So them's my blogs.

What else? Well, at the top of the post you can see me clutching my old CD of Blood and Chocolate. That's because I recently appeared on Stu Arrowsmith's excellent Dangerous Amusements podcast talking about my love of Elvis Costello, and you can hear what I had to say here. More news as we have it!

One more thing: buy my book.

Donna Scott reviews “The This” in PARSEC

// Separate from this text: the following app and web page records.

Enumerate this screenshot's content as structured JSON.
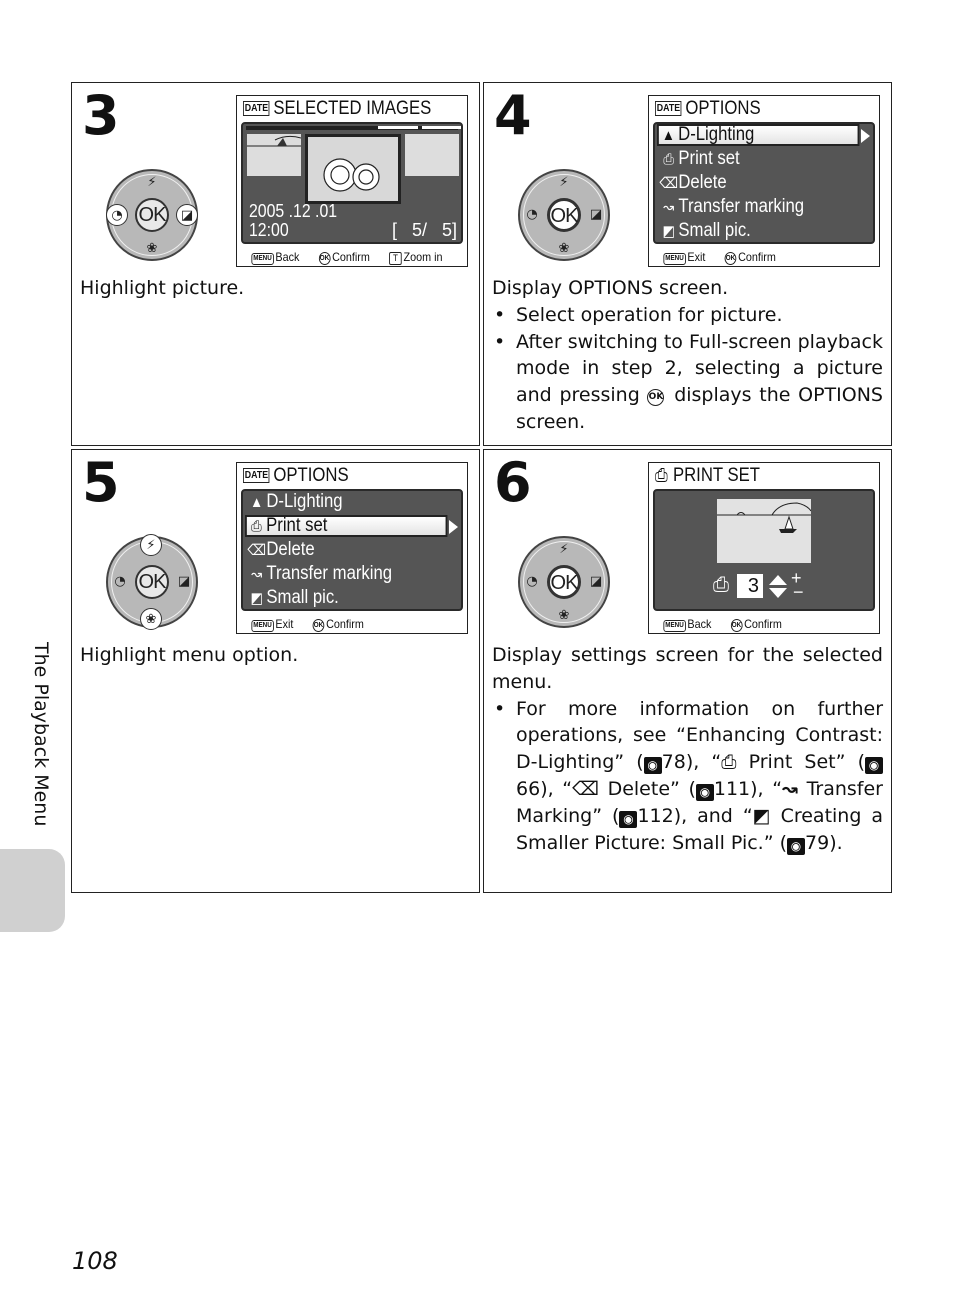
{
  "side_tab": {
    "label": "The Playback Menu"
  },
  "page_number": "108",
  "icons": {
    "date": "DATE",
    "menu_key": "MENU",
    "ok_key": "OK",
    "t_key": "T",
    "reference_eye": "reference-eye-icon",
    "print": "⎙",
    "trash": "🗑",
    "transfer": "↝",
    "small_pic": "▭",
    "d_lighting": "▲"
  },
  "dial": {
    "ok_label": "OK",
    "up": "⚡",
    "down": "❀",
    "left": "◔",
    "right": "◪"
  },
  "steps": [
    {
      "number": "3",
      "screen": {
        "title": "SELECTED IMAGES",
        "date": "2005 .12 .01",
        "time": "12:00",
        "counter": "[   5/   5]",
        "footer": [
          {
            "key": "MENU",
            "label": "Back"
          },
          {
            "key": "OK",
            "label": "Confirm"
          },
          {
            "key": "T",
            "label": "Zoom in"
          }
        ]
      },
      "highlighted_button": "left",
      "caption": "Highlight picture.",
      "bullets": []
    },
    {
      "number": "4",
      "screen": {
        "title": "OPTIONS",
        "menu": [
          "D-Lighting",
          "Print set",
          "Delete",
          "Transfer marking",
          "Small pic."
        ],
        "selected_index": 0,
        "footer": [
          {
            "key": "MENU",
            "label": "Exit"
          },
          {
            "key": "OK",
            "label": "Confirm"
          }
        ]
      },
      "highlighted_button": "ok",
      "caption": "Display OPTIONS screen.",
      "bullets": [
        "Select operation for picture.",
        "After switching to Full-screen playback mode in step 2, selecting a picture and pressing",
        "displays the OPTIONS screen."
      ]
    },
    {
      "number": "5",
      "screen": {
        "title": "OPTIONS",
        "menu": [
          "D-Lighting",
          "Print set",
          "Delete",
          "Transfer marking",
          "Small pic."
        ],
        "selected_index": 1,
        "footer": [
          {
            "key": "MENU",
            "label": "Exit"
          },
          {
            "key": "OK",
            "label": "Confirm"
          }
        ]
      },
      "highlighted_button": "up-down",
      "caption": "Highlight menu option.",
      "bullets": []
    },
    {
      "number": "6",
      "screen": {
        "title": "PRINT SET",
        "quantity": "3",
        "plus": "+",
        "minus": "−",
        "footer": [
          {
            "key": "MENU",
            "label": "Back"
          },
          {
            "key": "OK",
            "label": "Confirm"
          }
        ]
      },
      "highlighted_button": "ok",
      "caption": "Display settings screen for the selected menu.",
      "bullet_parts": {
        "p1": "For more information on further operations, see “Enhancing Contrast: D-Lighting” (",
        "r1": "78",
        "p2": "), “",
        "p3": " Print Set” (",
        "r2": "66",
        "p4": "), “",
        "p5": " Delete” (",
        "r3": "111",
        "p6": "), “",
        "p7": " Transfer Marking” (",
        "r4": "112",
        "p8": "), and “",
        "p9": " Creating a Smaller Picture: Small Pic.” (",
        "r5": "79",
        "p10": ")."
      }
    }
  ]
}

 The most recent issue of the excellent ParSec magazine (you can, and should, subscribe over at the NewCon website) includes a review of The This by the estimable Donna Scott. A snippet therefrom:
One of the things you may already have read about Adam Roberts’ latest science-fiction novel is that it is “Hegelian” – absolutely steeped in clever philosophical arguments after the school of Georg Wilhelm Friedrich Hegel – and concluded that you should have studied philosophy in order to ‘get’ it. Fear not! I myself came to this book knowing nothing and, having read it, I realise that far from knowing nothing, I now know everything, and what’s more I already knew it. Brilliant! 
....That there are these overtly philosophical aspects to the novel might make it sound as though the book is a bit too clever to be readable, let alone enjoyable as a work of fiction, but this is not the case at all. Everything Roberts stuffs into this book has a lightness of touch that makes you wonder how he did it. Is he a magician? The power of his craft is to write a highly unusual story quite unlike anything else you have ever read, but which sweeps you along with an intriguing plot, sympathetic characters, and a theme that is not only terrifying, but also staggeringly plausible, rooted in the now of social alienation and pervasiveness of social media. Many others who have read this book are as enthusiastic about it as I am. You should join us! It is not a cult.
The This, a science fiction novel, is available from all good, and some not so good, booksellers.